Give the data again exactly as it appears, excluding any pictures.

[Opening Dataset records section]

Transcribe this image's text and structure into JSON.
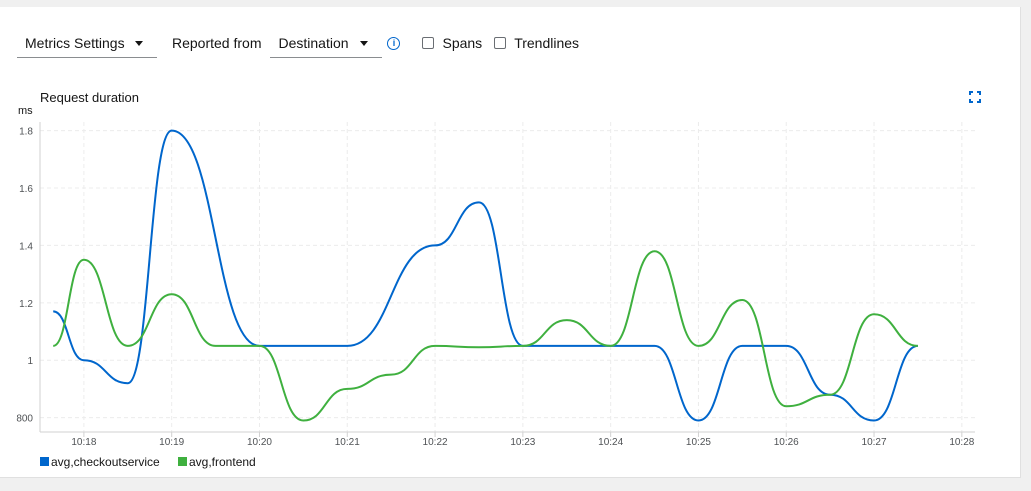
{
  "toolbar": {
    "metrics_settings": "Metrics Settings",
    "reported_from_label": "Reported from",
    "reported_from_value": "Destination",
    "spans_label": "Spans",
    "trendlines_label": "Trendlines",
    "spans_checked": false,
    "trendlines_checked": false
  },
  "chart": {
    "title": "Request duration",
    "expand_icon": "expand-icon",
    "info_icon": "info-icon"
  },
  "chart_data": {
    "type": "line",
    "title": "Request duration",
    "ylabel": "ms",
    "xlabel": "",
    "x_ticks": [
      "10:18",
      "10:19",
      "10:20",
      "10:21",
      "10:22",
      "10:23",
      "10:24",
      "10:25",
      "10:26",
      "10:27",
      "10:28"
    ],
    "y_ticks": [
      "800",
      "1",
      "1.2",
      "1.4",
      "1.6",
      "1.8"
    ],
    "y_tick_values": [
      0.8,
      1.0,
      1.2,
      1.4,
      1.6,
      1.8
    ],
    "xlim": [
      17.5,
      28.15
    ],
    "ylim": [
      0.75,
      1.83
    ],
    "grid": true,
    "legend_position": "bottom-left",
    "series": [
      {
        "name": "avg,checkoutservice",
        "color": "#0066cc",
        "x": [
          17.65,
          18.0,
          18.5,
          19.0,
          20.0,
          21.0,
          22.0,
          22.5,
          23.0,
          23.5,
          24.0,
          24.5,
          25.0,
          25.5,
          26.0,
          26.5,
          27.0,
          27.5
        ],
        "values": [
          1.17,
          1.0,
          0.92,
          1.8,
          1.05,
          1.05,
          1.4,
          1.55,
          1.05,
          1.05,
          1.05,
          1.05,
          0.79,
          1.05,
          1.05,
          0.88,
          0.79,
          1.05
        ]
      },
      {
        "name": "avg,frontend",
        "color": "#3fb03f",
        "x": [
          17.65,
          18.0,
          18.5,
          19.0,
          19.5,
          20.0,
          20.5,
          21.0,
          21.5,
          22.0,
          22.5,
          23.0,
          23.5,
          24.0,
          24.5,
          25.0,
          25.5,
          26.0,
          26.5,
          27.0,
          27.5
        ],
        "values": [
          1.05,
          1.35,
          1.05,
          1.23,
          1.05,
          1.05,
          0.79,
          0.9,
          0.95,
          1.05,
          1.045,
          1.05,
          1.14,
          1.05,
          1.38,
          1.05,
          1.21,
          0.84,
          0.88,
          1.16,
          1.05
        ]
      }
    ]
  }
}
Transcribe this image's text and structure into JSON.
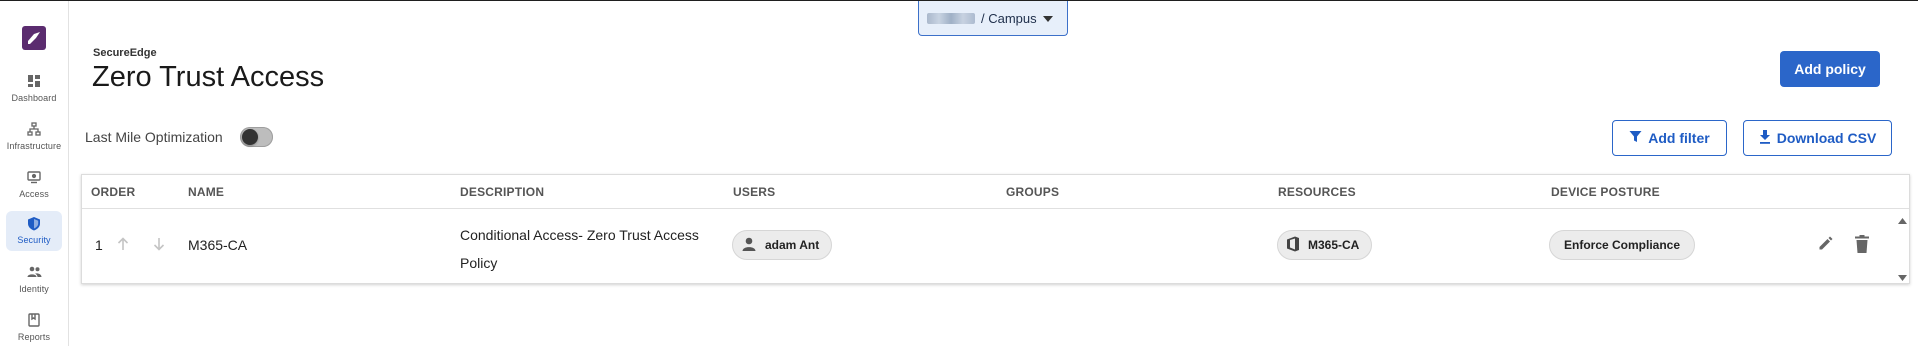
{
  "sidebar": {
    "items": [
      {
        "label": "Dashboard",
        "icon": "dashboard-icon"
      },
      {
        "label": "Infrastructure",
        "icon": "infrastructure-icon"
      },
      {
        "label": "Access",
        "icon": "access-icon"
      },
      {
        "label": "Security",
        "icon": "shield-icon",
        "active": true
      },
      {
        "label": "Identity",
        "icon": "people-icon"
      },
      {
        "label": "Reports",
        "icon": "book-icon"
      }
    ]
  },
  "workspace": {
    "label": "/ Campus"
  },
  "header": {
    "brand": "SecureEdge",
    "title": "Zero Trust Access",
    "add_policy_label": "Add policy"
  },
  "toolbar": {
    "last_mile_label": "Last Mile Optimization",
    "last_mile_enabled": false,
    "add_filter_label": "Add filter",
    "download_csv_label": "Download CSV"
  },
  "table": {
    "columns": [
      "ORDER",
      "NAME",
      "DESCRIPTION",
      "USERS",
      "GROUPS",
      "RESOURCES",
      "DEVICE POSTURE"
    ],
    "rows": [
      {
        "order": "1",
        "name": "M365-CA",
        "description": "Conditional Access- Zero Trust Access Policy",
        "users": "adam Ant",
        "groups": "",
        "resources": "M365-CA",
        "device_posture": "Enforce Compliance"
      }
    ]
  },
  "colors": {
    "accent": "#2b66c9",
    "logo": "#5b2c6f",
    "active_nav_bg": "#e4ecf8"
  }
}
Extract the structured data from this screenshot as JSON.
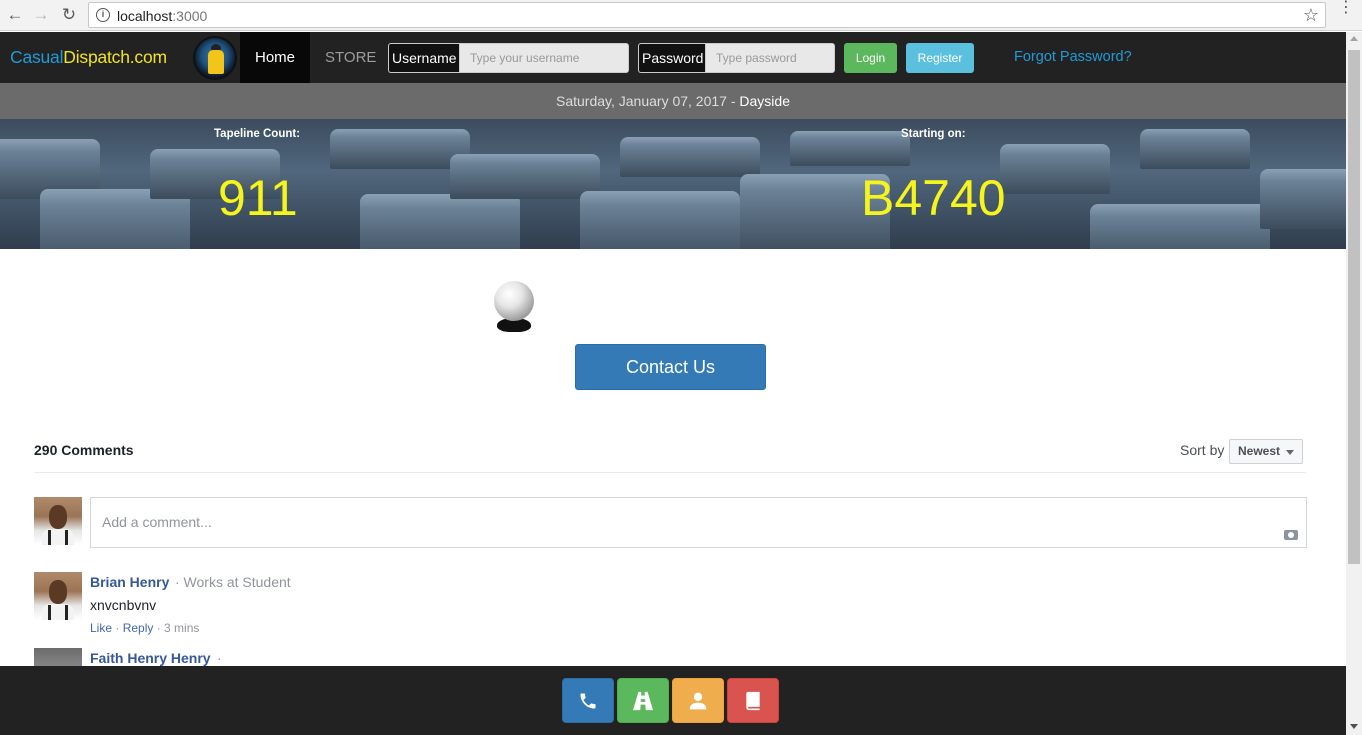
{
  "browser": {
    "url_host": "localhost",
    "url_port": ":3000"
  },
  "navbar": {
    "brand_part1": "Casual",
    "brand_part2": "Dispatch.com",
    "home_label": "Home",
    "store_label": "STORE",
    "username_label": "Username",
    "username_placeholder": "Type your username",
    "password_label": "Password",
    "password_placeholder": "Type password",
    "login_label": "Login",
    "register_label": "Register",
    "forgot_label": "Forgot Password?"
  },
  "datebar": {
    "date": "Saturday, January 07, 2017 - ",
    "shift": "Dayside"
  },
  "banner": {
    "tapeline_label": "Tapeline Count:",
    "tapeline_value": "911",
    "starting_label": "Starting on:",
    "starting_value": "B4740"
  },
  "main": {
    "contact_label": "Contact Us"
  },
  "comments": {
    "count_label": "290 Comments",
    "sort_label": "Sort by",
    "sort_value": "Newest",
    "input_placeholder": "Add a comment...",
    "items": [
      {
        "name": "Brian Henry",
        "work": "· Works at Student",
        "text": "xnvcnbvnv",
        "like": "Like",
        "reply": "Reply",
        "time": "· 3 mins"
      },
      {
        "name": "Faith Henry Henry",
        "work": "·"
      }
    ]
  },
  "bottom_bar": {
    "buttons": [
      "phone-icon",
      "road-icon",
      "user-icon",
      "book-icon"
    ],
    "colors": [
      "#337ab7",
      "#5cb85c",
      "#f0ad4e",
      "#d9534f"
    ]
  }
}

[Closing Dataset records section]

◆ **Answer section**
Transcribe this image's text and structure into JSON.
{
  "toolbar": {
    "metrics_settings": "Metrics Settings",
    "reported_from_label": "Reported from",
    "reported_from_value": "Destination",
    "spans_label": "Spans",
    "trendlines_label": "Trendlines",
    "spans_checked": false,
    "trendlines_checked": false
  },
  "chart": {
    "title": "Request duration",
    "expand_icon": "expand-icon",
    "info_icon": "info-icon"
  },
  "chart_data": {
    "type": "line",
    "title": "Request duration",
    "ylabel": "ms",
    "xlabel": "",
    "x_ticks": [
      "10:18",
      "10:19",
      "10:20",
      "10:21",
      "10:22",
      "10:23",
      "10:24",
      "10:25",
      "10:26",
      "10:27",
      "10:28"
    ],
    "y_ticks": [
      "800",
      "1",
      "1.2",
      "1.4",
      "1.6",
      "1.8"
    ],
    "y_tick_values": [
      0.8,
      1.0,
      1.2,
      1.4,
      1.6,
      1.8
    ],
    "xlim": [
      17.5,
      28.15
    ],
    "ylim": [
      0.75,
      1.83
    ],
    "grid": true,
    "legend_position": "bottom-left",
    "series": [
      {
        "name": "avg,checkoutservice",
        "color": "#0066cc",
        "x": [
          17.65,
          18.0,
          18.5,
          19.0,
          20.0,
          21.0,
          22.0,
          22.5,
          23.0,
          23.5,
          24.0,
          24.5,
          25.0,
          25.5,
          26.0,
          26.5,
          27.0,
          27.5
        ],
        "values": [
          1.17,
          1.0,
          0.92,
          1.8,
          1.05,
          1.05,
          1.4,
          1.55,
          1.05,
          1.05,
          1.05,
          1.05,
          0.79,
          1.05,
          1.05,
          0.88,
          0.79,
          1.05
        ]
      },
      {
        "name": "avg,frontend",
        "color": "#3fb03f",
        "x": [
          17.65,
          18.0,
          18.5,
          19.0,
          19.5,
          20.0,
          20.5,
          21.0,
          21.5,
          22.0,
          22.5,
          23.0,
          23.5,
          24.0,
          24.5,
          25.0,
          25.5,
          26.0,
          26.5,
          27.0,
          27.5
        ],
        "values": [
          1.05,
          1.35,
          1.05,
          1.23,
          1.05,
          1.05,
          0.79,
          0.9,
          0.95,
          1.05,
          1.045,
          1.05,
          1.14,
          1.05,
          1.38,
          1.05,
          1.21,
          0.84,
          0.88,
          1.16,
          1.05
        ]
      }
    ]
  }
}
Transcribe this image's text and structure into JSON.
{
  "sidebar": {
    "items": [
      {
        "label": "Dashboard",
        "icon": "dashboard-icon"
      },
      {
        "label": "Infrastructure",
        "icon": "infrastructure-icon"
      },
      {
        "label": "Access",
        "icon": "access-icon"
      },
      {
        "label": "Security",
        "icon": "shield-icon",
        "active": true
      },
      {
        "label": "Identity",
        "icon": "people-icon"
      },
      {
        "label": "Reports",
        "icon": "book-icon"
      }
    ]
  },
  "workspace": {
    "label": "/ Campus"
  },
  "header": {
    "brand": "SecureEdge",
    "title": "Zero Trust Access",
    "add_policy_label": "Add policy"
  },
  "toolbar": {
    "last_mile_label": "Last Mile Optimization",
    "last_mile_enabled": false,
    "add_filter_label": "Add filter",
    "download_csv_label": "Download CSV"
  },
  "table": {
    "columns": [
      "ORDER",
      "NAME",
      "DESCRIPTION",
      "USERS",
      "GROUPS",
      "RESOURCES",
      "DEVICE POSTURE"
    ],
    "rows": [
      {
        "order": "1",
        "name": "M365-CA",
        "description": "Conditional Access- Zero Trust Access Policy",
        "users": "adam Ant",
        "groups": "",
        "resources": "M365-CA",
        "device_posture": "Enforce Compliance"
      }
    ]
  },
  "colors": {
    "accent": "#2b66c9",
    "logo": "#5b2c6f",
    "active_nav_bg": "#e4ecf8"
  }
}
Extract the structured data from this screenshot as JSON.
{
  "browser": {
    "url_host": "localhost",
    "url_port": ":3000"
  },
  "navbar": {
    "brand_part1": "Casual",
    "brand_part2": "Dispatch.com",
    "home_label": "Home",
    "store_label": "STORE",
    "username_label": "Username",
    "username_placeholder": "Type your username",
    "password_label": "Password",
    "password_placeholder": "Type password",
    "login_label": "Login",
    "register_label": "Register",
    "forgot_label": "Forgot Password?"
  },
  "datebar": {
    "date": "Saturday, January 07, 2017 - ",
    "shift": "Dayside"
  },
  "banner": {
    "tapeline_label": "Tapeline Count:",
    "tapeline_value": "911",
    "starting_label": "Starting on:",
    "starting_value": "B4740"
  },
  "main": {
    "contact_label": "Contact Us"
  },
  "comments": {
    "count_label": "290 Comments",
    "sort_label": "Sort by",
    "sort_value": "Newest",
    "input_placeholder": "Add a comment...",
    "items": [
      {
        "name": "Brian Henry",
        "work": "· Works at Student",
        "text": "xnvcnbvnv",
        "like": "Like",
        "reply": "Reply",
        "time": "· 3 mins"
      },
      {
        "name": "Faith Henry Henry",
        "work": "·"
      }
    ]
  },
  "bottom_bar": {
    "buttons": [
      "phone-icon",
      "road-icon",
      "user-icon",
      "book-icon"
    ],
    "colors": [
      "#337ab7",
      "#5cb85c",
      "#f0ad4e",
      "#d9534f"
    ]
  }
}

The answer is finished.